--- START ---

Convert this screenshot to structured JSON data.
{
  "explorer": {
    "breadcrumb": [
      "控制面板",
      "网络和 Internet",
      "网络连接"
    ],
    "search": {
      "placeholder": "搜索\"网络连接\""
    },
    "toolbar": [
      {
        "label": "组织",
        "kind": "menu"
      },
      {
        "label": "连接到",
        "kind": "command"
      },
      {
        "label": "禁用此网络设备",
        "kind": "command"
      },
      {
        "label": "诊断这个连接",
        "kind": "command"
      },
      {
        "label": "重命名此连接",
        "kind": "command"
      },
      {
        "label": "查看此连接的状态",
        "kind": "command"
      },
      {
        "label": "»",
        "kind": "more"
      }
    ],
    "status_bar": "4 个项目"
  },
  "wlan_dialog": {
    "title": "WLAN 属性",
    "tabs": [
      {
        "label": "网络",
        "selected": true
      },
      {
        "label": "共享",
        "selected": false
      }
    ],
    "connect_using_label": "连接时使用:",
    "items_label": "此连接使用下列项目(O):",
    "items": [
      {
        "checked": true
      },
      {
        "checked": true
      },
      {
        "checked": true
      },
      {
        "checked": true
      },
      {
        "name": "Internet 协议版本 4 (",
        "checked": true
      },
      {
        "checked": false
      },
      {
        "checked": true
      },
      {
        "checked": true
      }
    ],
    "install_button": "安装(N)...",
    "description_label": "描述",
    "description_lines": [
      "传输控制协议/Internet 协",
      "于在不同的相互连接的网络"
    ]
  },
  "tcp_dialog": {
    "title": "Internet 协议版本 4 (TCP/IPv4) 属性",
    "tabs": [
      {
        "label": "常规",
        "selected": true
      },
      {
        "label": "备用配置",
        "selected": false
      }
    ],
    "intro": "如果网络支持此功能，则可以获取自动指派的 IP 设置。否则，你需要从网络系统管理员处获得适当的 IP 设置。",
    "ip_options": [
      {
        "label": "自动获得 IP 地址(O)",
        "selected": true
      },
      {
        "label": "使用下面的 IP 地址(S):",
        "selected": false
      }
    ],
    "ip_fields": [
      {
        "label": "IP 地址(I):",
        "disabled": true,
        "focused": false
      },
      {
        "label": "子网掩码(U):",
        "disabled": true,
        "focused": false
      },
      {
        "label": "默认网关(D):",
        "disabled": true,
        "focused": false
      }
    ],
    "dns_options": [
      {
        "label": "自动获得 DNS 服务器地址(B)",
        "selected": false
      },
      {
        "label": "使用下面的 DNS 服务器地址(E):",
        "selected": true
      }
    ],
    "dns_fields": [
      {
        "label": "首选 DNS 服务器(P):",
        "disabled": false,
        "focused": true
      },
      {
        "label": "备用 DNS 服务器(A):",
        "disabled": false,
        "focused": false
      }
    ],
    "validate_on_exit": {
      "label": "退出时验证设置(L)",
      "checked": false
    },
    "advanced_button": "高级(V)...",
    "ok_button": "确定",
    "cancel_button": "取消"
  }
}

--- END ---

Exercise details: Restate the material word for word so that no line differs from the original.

Answer to the exercise:
Convert this screenshot to structured JSON data.
{
  "explorer": {
    "breadcrumb": [
      "控制面板",
      "网络和 Internet",
      "网络连接"
    ],
    "search": {
      "placeholder": "搜索\"网络连接\""
    },
    "toolbar": [
      {
        "label": "组织",
        "kind": "menu"
      },
      {
        "label": "连接到",
        "kind": "command"
      },
      {
        "label": "禁用此网络设备",
        "kind": "command"
      },
      {
        "label": "诊断这个连接",
        "kind": "command"
      },
      {
        "label": "重命名此连接",
        "kind": "command"
      },
      {
        "label": "查看此连接的状态",
        "kind": "command"
      },
      {
        "label": "»",
        "kind": "more"
      }
    ],
    "status_bar": "4 个项目"
  },
  "wlan_dialog": {
    "title": "WLAN 属性",
    "tabs": [
      {
        "label": "网络",
        "selected": true
      },
      {
        "label": "共享",
        "selected": false
      }
    ],
    "connect_using_label": "连接时使用:",
    "items_label": "此连接使用下列项目(O):",
    "items": [
      {
        "checked": true
      },
      {
        "checked": true
      },
      {
        "checked": true
      },
      {
        "checked": true
      },
      {
        "name": "Internet 协议版本 4 (",
        "checked": true
      },
      {
        "checked": false
      },
      {
        "checked": true
      },
      {
        "checked": true
      }
    ],
    "install_button": "安装(N)...",
    "description_label": "描述",
    "description_lines": [
      "传输控制协议/Internet 协",
      "于在不同的相互连接的网络"
    ]
  },
  "tcp_dialog": {
    "title": "Internet 协议版本 4 (TCP/IPv4) 属性",
    "tabs": [
      {
        "label": "常规",
        "selected": true
      },
      {
        "label": "备用配置",
        "selected": false
      }
    ],
    "intro": "如果网络支持此功能，则可以获取自动指派的 IP 设置。否则，你需要从网络系统管理员处获得适当的 IP 设置。",
    "ip_options": [
      {
        "label": "自动获得 IP 地址(O)",
        "selected": true
      },
      {
        "label": "使用下面的 IP 地址(S):",
        "selected": false
      }
    ],
    "ip_fields": [
      {
        "label": "IP 地址(I):",
        "disabled": true,
        "focused": false
      },
      {
        "label": "子网掩码(U):",
        "disabled": true,
        "focused": false
      },
      {
        "label": "默认网关(D):",
        "disabled": true,
        "focused": false
      }
    ],
    "dns_options": [
      {
        "label": "自动获得 DNS 服务器地址(B)",
        "selected": false
      },
      {
        "label": "使用下面的 DNS 服务器地址(E):",
        "selected": true
      }
    ],
    "dns_fields": [
      {
        "label": "首选 DNS 服务器(P):",
        "disabled": false,
        "focused": true
      },
      {
        "label": "备用 DNS 服务器(A):",
        "disabled": false,
        "focused": false
      }
    ],
    "validate_on_exit": {
      "label": "退出时验证设置(L)",
      "checked": false
    },
    "advanced_button": "高级(V)...",
    "ok_button": "确定",
    "cancel_button": "取消"
  }
}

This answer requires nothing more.